In the 1920s and 1930s, matchboxes in Japan were a miniature billboard in the palm of your hand, promising a glamorous modern life of smoky bars, marcelled hair, and nude women entwined around giant goblets of wine. Produced with a traditional woodblock, the artwork showed influences from Bauhaus and Expressionism, making them a fascinating blend of East and West.
Matches are commonplace and ubiquitous now, but it wasn’t always so easy to produce a flame reliably and safely. The first matchsticks were invented in China back in 577 AD by maids of the imperial court when the Kingdom of Qi was under siege. Hard pressed for tinder to cook or heat up cold rooms, the women took to coating small pieces of pinewood with a bit of sulfur. These matchsticks, however, could not self-ignite. For thousands of years, humans tried and failed to find a way to instantly produce fire. It took until 1827 for John Walker in London to create the first friction matches. Tipped with sulfide and potassium chlorate, they stank terribly and there was the possibility that the sticks might self-combust simply by rubbing against each other. The sulfur was soon replaced by white phosphorous, which did not have an odor, but turned out to be even worse because its high toxicity could literally melt your face.
In 1847, Austrian chemist Anton Schrötter discovered that heating white phosphorous to 300 °C (572 °F) in an iron pot would turn it into red phosphorous, which didn’t have nasty consequences like bone disorders from chronic inhalation. Soon after, Swedish chemistry professor Gustav Erik Pash invented the safety match and Sweden came to dominate the match industry in Europe.
All of these gains in match production were unknown in Japan, which had been closed to the West since the 1600s. Then after two hundred years of isolation, Commodore Perry sailed into Edo Bay in 1853 with a squadron of warships and forced Japan to come back out into the world.
Japan’s incredibly swift modernization wasn’t just in its industrial sector. The feudal era was over, and within two decades, the samurai class had been abolished. As the Japanese began traveling to the West, they brought back fashion, music, film, art, and all the debates and issues of the day. By the 1920s, Japan was in step with all the developments of the Western world. Modern girls (‘Moga’), the Japanese equivalent of flappers, and modern boys (‘Mobo’), shopped at department stores, gathered at cafés, and drank in smoky bars. To attract clientele, these modern pleasure palaces naturally gravitated towards placing advertisements on matchboxes.

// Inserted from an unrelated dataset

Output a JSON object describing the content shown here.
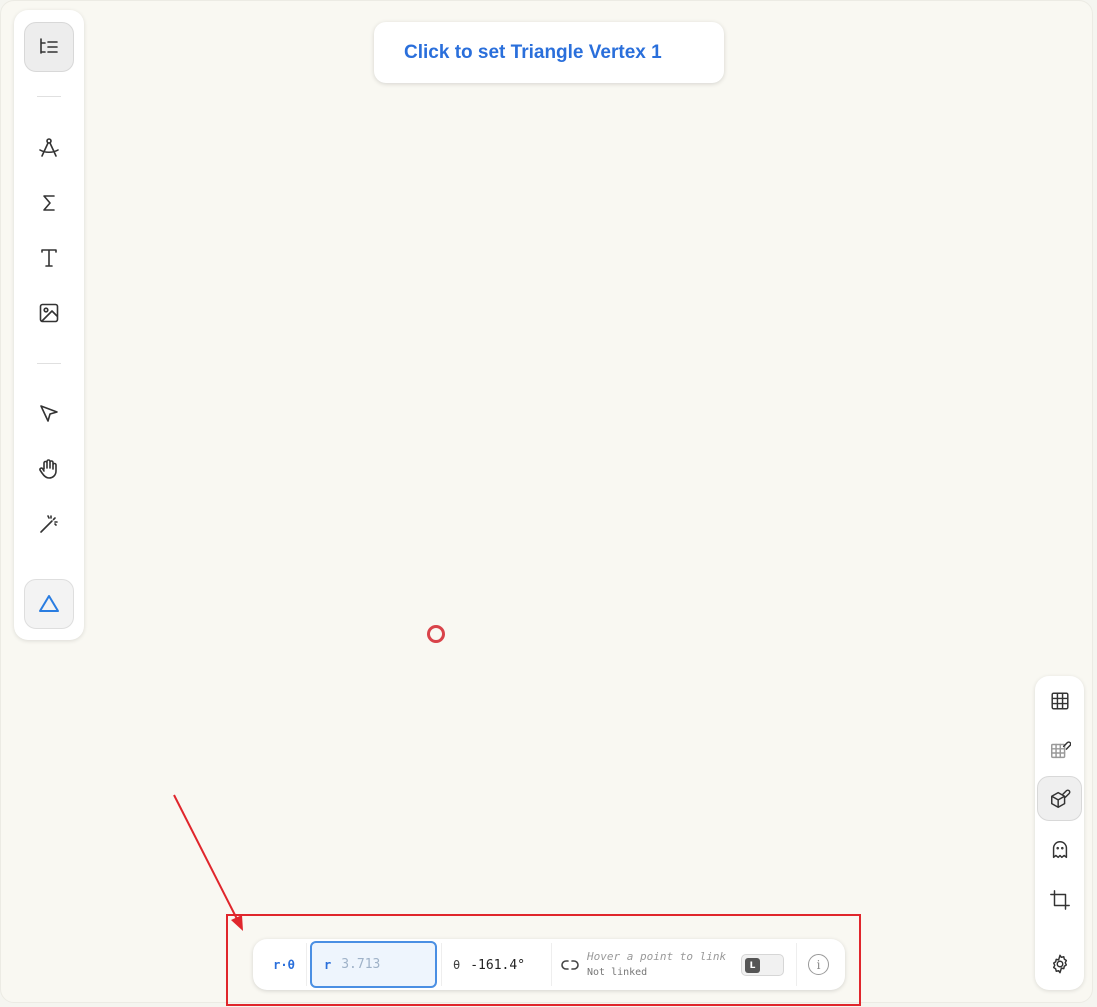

The earliest instance of advertising on matches was in 1895 when the Mendelsohn Opera Company in New York bought a hundred blank matchbooks as a novel way to publicize their new production. The company spent several days decorating the matchbooks with photos of their leading players and writing advertising copy by hand, “A cyclone of fun — pretty girls — handsome wardrobe – get seats early.” The marketing stunt was hugely successful, and by 1902, the Pabst Brewing Company was ordering 10 million matchbooks from Diamond Match to advertise their Blue Ribbon Beer.
In Japan, matchboxes were printed with woodblocks in the traditional manner of Ukiyo-e. With the necessity of fitting on a tiny box, however, matchbox label designs couldn’t be too complicated. The minimalism of Bauhaus style and the efficiency of constructivist typography were a perfect fit for matchbox labels, with the added bonus that they were designs that would appeal to a modern clientele. But of course, the flat planes, bold colors, asymmetry, and use of negative space that is associated with Bauhaus and all modern art, had all originally come from Japanese design. With matchbox labels, modernist art came full circle back to Japan and today, a single cover from the 1920s can fetch over $50 a pop.

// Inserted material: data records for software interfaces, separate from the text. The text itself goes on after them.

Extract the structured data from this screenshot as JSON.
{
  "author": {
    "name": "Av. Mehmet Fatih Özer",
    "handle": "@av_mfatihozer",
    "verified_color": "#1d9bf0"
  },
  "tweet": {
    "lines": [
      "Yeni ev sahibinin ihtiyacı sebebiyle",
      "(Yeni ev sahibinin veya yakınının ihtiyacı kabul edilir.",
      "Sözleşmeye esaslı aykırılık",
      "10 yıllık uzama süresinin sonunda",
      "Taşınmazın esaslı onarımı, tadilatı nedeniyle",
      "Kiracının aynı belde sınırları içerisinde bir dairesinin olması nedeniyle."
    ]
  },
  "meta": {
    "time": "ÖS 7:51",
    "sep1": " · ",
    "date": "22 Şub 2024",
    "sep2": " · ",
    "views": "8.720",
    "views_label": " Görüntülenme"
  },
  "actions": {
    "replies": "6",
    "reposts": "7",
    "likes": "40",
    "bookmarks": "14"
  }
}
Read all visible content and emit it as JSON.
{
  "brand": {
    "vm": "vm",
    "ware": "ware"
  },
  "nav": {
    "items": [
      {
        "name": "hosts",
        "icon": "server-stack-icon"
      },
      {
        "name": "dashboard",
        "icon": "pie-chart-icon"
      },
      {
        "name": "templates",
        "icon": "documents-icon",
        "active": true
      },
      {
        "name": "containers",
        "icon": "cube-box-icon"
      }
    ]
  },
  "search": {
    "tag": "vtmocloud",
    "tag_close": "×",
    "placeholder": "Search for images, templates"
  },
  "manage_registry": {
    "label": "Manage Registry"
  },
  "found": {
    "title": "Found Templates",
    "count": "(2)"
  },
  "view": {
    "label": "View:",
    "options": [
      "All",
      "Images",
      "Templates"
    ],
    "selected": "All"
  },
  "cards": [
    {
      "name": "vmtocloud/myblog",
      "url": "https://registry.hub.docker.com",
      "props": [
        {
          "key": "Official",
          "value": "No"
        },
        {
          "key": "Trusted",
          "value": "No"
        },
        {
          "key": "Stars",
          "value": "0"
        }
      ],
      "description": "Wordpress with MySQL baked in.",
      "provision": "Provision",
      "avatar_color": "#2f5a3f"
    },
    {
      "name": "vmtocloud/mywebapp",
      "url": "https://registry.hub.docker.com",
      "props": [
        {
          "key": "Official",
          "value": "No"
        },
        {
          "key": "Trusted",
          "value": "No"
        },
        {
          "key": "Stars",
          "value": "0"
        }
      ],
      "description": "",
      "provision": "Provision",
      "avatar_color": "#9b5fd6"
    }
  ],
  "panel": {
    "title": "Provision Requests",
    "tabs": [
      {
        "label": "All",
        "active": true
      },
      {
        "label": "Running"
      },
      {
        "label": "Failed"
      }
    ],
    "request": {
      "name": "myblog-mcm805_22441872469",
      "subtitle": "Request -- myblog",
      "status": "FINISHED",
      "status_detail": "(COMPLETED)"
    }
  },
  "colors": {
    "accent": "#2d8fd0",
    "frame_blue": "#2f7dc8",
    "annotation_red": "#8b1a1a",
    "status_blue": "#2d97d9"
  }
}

Word of the day
Phillumeny: (also known as phillumenism) is the hobby of collecting different match-related items: matchboxes, matchbox labels, matchbooks, matchcovers, matchsafes, etc.

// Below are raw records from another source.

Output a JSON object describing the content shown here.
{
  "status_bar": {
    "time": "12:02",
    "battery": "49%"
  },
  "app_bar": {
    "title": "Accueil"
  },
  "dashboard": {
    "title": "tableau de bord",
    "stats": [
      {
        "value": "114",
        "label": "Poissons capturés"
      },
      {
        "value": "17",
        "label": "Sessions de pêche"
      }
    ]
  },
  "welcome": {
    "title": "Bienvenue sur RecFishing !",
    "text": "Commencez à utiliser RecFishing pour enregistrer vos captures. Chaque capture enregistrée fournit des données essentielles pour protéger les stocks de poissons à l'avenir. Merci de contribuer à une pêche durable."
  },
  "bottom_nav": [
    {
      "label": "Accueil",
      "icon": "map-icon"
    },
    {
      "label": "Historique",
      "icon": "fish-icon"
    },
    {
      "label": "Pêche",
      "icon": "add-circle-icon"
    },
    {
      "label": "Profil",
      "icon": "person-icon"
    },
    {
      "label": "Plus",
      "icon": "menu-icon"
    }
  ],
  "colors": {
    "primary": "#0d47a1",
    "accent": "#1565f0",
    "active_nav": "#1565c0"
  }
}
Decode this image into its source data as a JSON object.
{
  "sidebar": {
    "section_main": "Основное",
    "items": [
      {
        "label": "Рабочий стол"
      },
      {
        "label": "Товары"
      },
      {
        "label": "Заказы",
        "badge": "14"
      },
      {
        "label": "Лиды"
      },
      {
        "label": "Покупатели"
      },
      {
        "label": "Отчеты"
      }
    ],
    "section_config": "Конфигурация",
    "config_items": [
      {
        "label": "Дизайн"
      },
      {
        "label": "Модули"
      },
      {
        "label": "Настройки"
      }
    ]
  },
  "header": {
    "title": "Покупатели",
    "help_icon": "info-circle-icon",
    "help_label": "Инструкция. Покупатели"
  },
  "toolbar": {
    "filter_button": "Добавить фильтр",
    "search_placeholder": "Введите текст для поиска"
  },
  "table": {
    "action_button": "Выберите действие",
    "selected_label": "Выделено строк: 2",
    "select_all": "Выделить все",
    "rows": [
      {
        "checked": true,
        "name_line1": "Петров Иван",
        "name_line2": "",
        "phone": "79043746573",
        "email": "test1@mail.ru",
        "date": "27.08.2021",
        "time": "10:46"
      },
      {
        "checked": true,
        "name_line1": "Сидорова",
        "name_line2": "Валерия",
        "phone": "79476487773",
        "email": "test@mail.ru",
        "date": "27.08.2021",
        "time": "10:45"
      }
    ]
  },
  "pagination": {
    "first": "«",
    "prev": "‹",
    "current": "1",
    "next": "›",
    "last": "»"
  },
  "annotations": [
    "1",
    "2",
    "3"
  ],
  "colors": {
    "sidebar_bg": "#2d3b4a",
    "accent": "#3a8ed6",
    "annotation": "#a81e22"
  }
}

Even if you don’t fancy yourself as a matchbox collector, maybe worth saving to your “stuff I look at to keep me inspired” files.